To save this article to your Dropbox account, please select one or more formats and confirm that you agree to abide by our usage policies. If this is the first time you used this feature, you will be asked to authorise Cambridge Core to connect with your Dropbox account. Find out more about saving content to Dropbox.

Variation in dietary intake and body fatness by socioeconomic status among women in the context of Costa Rican nutrition transitions
Available formats

Save article to Google Drive

To save this article to your Google Drive account, please select one or more formats and confirm that you agree to abide by our usage policies.

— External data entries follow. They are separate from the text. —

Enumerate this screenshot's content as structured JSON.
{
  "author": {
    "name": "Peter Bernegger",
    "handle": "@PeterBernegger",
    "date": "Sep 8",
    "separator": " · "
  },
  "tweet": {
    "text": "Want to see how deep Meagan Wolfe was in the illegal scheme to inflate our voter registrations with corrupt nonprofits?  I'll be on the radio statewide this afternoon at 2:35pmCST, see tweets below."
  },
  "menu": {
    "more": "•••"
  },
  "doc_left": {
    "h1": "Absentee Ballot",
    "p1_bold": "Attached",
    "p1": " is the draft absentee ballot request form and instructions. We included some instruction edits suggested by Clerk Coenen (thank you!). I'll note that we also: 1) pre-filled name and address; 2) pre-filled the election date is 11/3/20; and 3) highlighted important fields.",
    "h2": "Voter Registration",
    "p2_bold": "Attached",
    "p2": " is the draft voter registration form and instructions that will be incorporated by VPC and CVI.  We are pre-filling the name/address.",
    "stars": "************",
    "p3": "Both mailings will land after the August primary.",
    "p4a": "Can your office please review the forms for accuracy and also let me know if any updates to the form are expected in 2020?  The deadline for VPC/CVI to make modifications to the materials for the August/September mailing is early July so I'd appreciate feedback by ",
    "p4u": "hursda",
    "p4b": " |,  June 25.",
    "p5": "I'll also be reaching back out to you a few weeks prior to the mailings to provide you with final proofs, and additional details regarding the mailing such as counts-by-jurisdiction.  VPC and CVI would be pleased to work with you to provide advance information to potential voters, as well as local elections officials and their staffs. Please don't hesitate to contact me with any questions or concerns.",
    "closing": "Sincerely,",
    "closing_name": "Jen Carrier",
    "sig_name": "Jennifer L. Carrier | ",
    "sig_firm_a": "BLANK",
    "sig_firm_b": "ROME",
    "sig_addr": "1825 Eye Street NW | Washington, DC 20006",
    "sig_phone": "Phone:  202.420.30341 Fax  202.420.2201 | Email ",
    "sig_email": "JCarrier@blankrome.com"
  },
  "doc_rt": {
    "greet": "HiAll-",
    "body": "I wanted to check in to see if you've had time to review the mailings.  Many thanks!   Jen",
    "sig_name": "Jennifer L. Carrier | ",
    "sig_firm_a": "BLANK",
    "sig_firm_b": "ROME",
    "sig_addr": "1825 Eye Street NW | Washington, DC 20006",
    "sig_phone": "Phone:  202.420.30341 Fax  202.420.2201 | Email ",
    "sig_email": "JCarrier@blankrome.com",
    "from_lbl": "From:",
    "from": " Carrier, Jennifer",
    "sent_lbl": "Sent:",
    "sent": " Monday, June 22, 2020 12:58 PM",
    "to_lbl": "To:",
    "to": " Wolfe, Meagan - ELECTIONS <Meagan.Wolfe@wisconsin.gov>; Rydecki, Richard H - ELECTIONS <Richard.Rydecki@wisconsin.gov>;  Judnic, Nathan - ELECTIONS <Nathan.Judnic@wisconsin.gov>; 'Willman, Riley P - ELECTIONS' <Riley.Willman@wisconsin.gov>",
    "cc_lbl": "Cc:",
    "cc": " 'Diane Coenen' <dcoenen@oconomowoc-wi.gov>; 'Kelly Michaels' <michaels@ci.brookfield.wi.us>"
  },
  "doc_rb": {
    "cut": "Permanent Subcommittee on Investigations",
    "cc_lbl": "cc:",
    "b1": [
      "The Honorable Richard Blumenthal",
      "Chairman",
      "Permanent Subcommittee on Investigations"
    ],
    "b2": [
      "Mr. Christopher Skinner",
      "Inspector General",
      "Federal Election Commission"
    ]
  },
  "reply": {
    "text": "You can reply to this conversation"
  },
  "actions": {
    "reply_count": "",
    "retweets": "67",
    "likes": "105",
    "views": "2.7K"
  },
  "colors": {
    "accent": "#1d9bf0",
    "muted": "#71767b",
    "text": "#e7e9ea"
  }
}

If this is the first time you used this feature, you will be asked to authorise Cambridge Core to connect with your Google Drive account. Find out more about saving content to Google Drive.

Variation in dietary intake and body fatness by socioeconomic status among women in the context of Costa Rican nutrition transitions
Available formats

Reply to: Submit a response

Please enter your response.

Your details

Please enter a valid email address.

Conflicting interests

Do you have any conflicting interests? *